Key to all granular techniques is the grain envelope. For sampled sound, a short linear attack and decay prevent clicks being added to the sound. Changing the slope of the grain envelope, in classic microsound practice, changes the resulting spectrum, sharper attacks producing broader bandwidths, just as with very short grain durations.
Common types of granular synthesis are:Quasi-synchronous granular synthesis:
The top diagram shows a grain stream of equal duration grains, producing Amplitude Modulation with grain durations less than 50 ms. The bottom diagram shows 3 grain streams with variable delay time between grains, the sum of which resembles asynchronous granular synthesis.
Asynchronous granular synthesis:
Grains are distributed stochastically with no quasi regularity.Pitch-synchronous granular synthesis:
Overlapping grain envelopes designed to be synchronous with the frequency of the grain waveform, thereby producing fewer audio artifacts.
For further information of frequency-time methods, see this conference paper.
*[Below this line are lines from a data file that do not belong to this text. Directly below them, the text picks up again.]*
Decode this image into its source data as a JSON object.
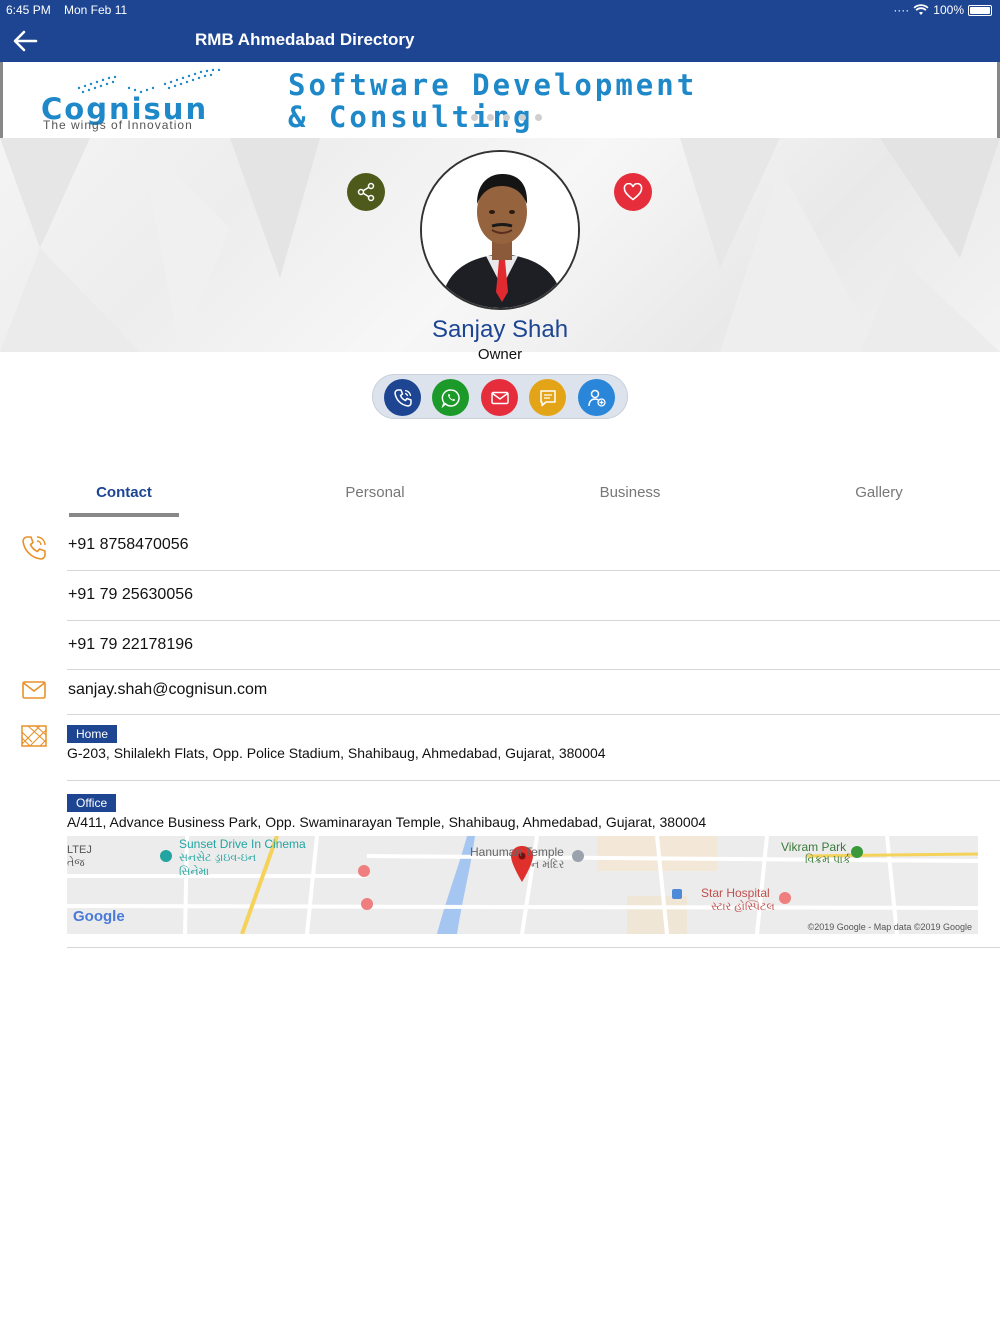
{
  "status": {
    "time": "6:45 PM",
    "date": "Mon Feb 11",
    "battery": "100%"
  },
  "nav": {
    "title": "RMB Ahmedabad Directory"
  },
  "banner": {
    "logo_word": "Cognisun",
    "logo_tagline": "The wings of Innovation",
    "headline_line1": "Software Development",
    "headline_line2": "& Consulting"
  },
  "profile": {
    "name": "Sanjay Shah",
    "role": "Owner"
  },
  "tabs": [
    {
      "label": "Contact"
    },
    {
      "label": "Personal"
    },
    {
      "label": "Business"
    },
    {
      "label": "Gallery"
    }
  ],
  "contact": {
    "phones": [
      "+91 8758470056",
      "+91 79 25630056",
      "+91 79 22178196"
    ],
    "email": "sanjay.shah@cognisun.com",
    "addresses": [
      {
        "tag": "Home",
        "text": "G-203, Shilalekh Flats, Opp. Police Stadium, Shahibaug, Ahmedabad, Gujarat, 380004"
      },
      {
        "tag": "Office",
        "text": "A/411, Advance Business Park, Opp. Swaminarayan Temple, Shahibaug, Ahmedabad, Gujarat, 380004"
      }
    ]
  },
  "map": {
    "label_altej": "LTEJ",
    "label_altej_gu": "તેજ",
    "label_cinema": "Sunset Drive In Cinema",
    "label_cinema_gu1": "સનસેટ ડ્રાઇવ-ઇન",
    "label_cinema_gu2": "સિનેમા",
    "label_temple": "Hanuman Temple",
    "label_temple_gu": "ન મંદિર",
    "label_vikram": "Vikram Park",
    "label_vikram_gu": "વિક્રમ પાર્ક",
    "label_hospital": "Star Hospital",
    "label_hospital_gu": "સ્ટાર હોસ્પિટલ",
    "google": "Google",
    "copyright": "©2019 Google - Map data ©2019 Google"
  },
  "colors": {
    "primary": "#1d4592",
    "call": "#1d4592",
    "whatsapp": "#1b9a2a",
    "mail": "#e62d3b",
    "message": "#e3a417",
    "addcontact": "#2a86d8",
    "accent_icon": "#e8912a"
  }
}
Sound examples are provided on the author's DVD-ROM.
Roads, C. (2001) Microsound. Cambridge, MA: The MIT Press
De Poli, G., Piccialli, A. & Roads, C. (1991) Editors. Representations of Musical Signals. Cambridge, MA: The MIT Press
Gabor, D. (1947) Acoustical quanta and the theory of hearing. Nature, 159(4044), 591-594
Truax, B. (1988) Real-time granular synthesis with a digital signal processor. Computer Music Journal, 12(2), 14-26